To me making Art means planting the seed of the invisible into the soil of reality. The greatest reward is to watch the plant growing before my eyes and taking shape between my fingers.
I coined the neologism “multimedianic” to better define my versatile creative system by using the metaphorical image of the “medium”. During the séances, the latter is the living channel through which the spirits are able to manifest themselves into the human dimension. Thus, they can communicate by sounds or words spoken by the medium or formed on the “ouija” board, or even reveal themselves in material shapes like the so-called “ectoplasm” emitted by his body.
Obviously I don’t mean to give scientific credit to these paranormal phenomena: I just consider them an effective poetic way to describe my own artistic process, whose main precondition is the urge to translate, often simultaneously, an over human language through several human procedures able to preserve its selfless and outlandish quality into their wide range of expressive codes. That’s why, even when my writings, paintings, songs or movies are transpositions of my own mood and sensibility, at the same time they’re the simultaneous aesthetic manifestations of a mysterious stream of visions and feelings residing in our “chromosomic memory” of mammals with large brains.

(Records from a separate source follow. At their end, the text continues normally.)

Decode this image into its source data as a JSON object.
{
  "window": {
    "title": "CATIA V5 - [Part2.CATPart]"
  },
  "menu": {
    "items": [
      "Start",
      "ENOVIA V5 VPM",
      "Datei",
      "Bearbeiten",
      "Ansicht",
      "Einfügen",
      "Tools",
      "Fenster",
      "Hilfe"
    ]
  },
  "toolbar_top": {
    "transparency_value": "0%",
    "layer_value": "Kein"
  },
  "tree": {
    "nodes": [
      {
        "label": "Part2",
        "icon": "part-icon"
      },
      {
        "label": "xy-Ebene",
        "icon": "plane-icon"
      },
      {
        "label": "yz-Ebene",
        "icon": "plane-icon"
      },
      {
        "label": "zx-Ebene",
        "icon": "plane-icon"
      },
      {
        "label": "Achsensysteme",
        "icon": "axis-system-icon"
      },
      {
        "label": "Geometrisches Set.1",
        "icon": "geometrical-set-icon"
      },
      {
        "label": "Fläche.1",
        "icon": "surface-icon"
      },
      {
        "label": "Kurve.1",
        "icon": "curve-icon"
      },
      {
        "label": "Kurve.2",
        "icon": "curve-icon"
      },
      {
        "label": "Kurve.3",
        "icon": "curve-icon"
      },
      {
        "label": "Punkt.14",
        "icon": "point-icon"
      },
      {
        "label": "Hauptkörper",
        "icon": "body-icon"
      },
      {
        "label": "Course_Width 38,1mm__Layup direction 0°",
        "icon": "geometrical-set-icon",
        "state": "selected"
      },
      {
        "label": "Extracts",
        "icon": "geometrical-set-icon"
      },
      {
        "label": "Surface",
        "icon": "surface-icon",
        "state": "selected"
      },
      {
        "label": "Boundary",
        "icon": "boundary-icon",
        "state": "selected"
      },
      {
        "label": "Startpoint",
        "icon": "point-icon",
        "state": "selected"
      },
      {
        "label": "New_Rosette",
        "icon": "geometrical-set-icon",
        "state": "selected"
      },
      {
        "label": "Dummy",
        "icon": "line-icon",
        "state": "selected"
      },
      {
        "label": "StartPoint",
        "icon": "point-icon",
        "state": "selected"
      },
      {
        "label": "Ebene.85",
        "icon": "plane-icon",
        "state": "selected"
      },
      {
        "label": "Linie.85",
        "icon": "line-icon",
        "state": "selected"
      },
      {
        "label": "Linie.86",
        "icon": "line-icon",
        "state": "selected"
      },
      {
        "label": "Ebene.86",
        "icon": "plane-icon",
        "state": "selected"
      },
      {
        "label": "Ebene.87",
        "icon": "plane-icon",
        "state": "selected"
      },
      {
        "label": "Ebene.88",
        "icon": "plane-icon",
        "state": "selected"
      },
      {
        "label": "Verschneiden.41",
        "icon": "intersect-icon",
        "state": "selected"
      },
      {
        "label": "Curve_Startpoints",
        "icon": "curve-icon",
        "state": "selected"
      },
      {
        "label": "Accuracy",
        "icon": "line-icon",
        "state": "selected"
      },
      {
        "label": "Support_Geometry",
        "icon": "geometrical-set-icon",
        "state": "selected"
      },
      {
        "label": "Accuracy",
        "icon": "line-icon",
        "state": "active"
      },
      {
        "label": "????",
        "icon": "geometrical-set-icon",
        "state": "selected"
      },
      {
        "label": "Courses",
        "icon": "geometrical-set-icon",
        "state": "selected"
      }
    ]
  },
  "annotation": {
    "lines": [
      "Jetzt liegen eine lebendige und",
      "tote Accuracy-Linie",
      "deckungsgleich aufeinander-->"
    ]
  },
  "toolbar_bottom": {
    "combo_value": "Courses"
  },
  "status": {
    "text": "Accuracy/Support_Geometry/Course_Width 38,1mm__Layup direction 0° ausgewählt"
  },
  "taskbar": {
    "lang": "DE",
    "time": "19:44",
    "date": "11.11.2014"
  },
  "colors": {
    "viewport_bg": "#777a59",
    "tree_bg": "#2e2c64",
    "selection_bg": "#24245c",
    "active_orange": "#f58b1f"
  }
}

Whereas filmmaking and writing requires the cooperation of other people and the use of a specific language, painting represents, like music, a more intimate dominion where pursuing the evocation of what I like to define “mysterium interruptum”, “a suspended mystery”, that is something very similar to the experience of the “presque vu”, “almost seen”, when we feel that we’re about to recall a name or a word without being able to tell it. In fact like the more sensual “coitus interruptus”, the pleasure of this impression relies on the anguished awareness of the unspeakable that only the crystallization of momentum rendered by a painting can deliver to the watcher".
Indeed, everything you cannot tell by using words that you have "on the tip of your tongue" is what makes art worth of being admired.